Net outflows by companies and banks reached $151.5 billion, up from $61 billion in 2013 and exceeding the previous record of $133.6 billion set in 2008 during the global financial crisis.
Western sanctions imposed as a result of the crisis in Ukraine have severely limited the ability of Russian companies to borrow abroad, contributing to a collapse of foreign investment in Russia in 2014. The slump in the price of oil, the country's chief export, in the second half of the year, added to the economic problems, and capital outflows accelerated sharply in the fourth quarter.
The exodus of capital helped the ruble plunge by 40 percent against the dollar last year and has raised concerns among investors that Russia could be forced to impose capital controls.

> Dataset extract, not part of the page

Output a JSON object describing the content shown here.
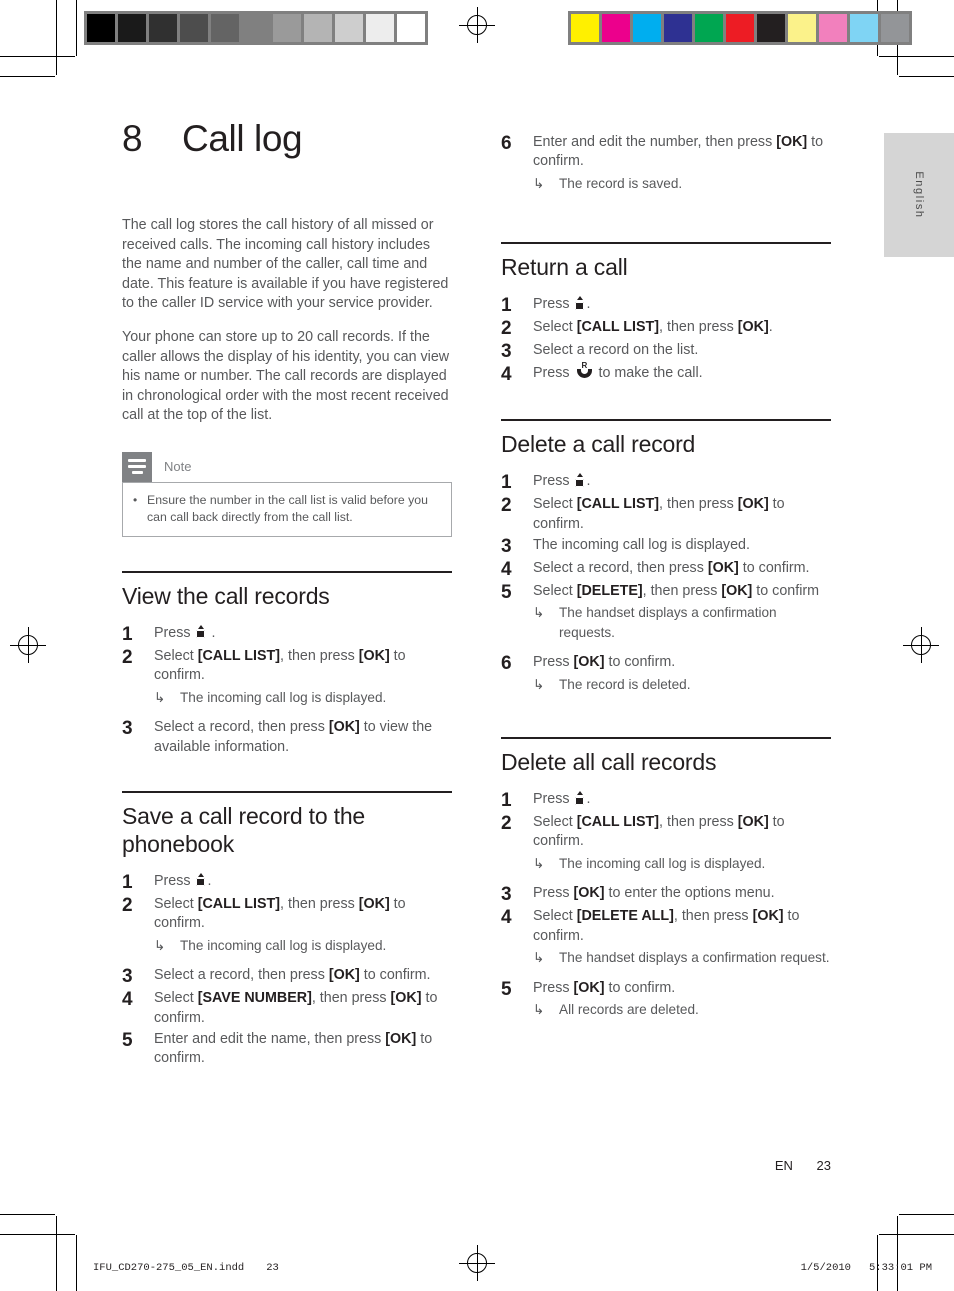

This year the Central Bank has forecast that the net capital outflow will remain high at $118 billion. Much of that reflects corporate foreign debt repayments, with Western bank lending to refinance debts not expected to revive until sanctions are lifted.
Reflecting worsening economic conditions, Fitch Ratings downgraded ratings for 30 Russian and Russian-owned financial institutions, including the country's biggest lender, Sberbank, on Friday, after cutting Russia's sovereign rating on Jan. 9 to BBB minus, one notch above junk status.
Net outflows surged to $72.9 billion in the fourth quarter of 2014, from $16.9 billion in the previous quarter, the data showed, as the oil price fell more sharply.
The unadjusted figure was also inflated by $19.8 billion in forex liquidity provision to banks, following the introduction of a new Central Bank scheme to provide foreign currency repo loans.
The Central Bank raised interest rates six times by a cumulative 11.50 points last year to 17 percent to try and stem capital outflows and support the ruble.
But total outflows of $151.5 billion for the year were higher than a Central Bank forecast of $134 billion made just last month.
Excluding banks' foreign currency swaps, forex accounts and forex liquidity deals with the Central Bank, total net capital outflows in 2014 were $130.5 billion, according to Friday's data.
Large capital outflows from Russia have long been a matter of concern for analysts, underscoring poor incentives to invest linked to the poor business climate and political risks.
The Central Bank data also showed that the current account surplus measuring net overseas earnings from trade and investments rose last year to $56.7 billion, from $34.1 billion in the previous year.
The current account improved last year, despite the fall in oil prices, as the weaker ruble and stagnant economic growth reduced imports. The trade surplus rose to $185.6 billion, from $181.9 billion in 2013.
However, the improvement in net export and investment earnings failed to compensate for the dramatic increase in capital outflows, with the hole filled by the Central Bank spending $107.5 billion of its reserves, the balance of payments data showed.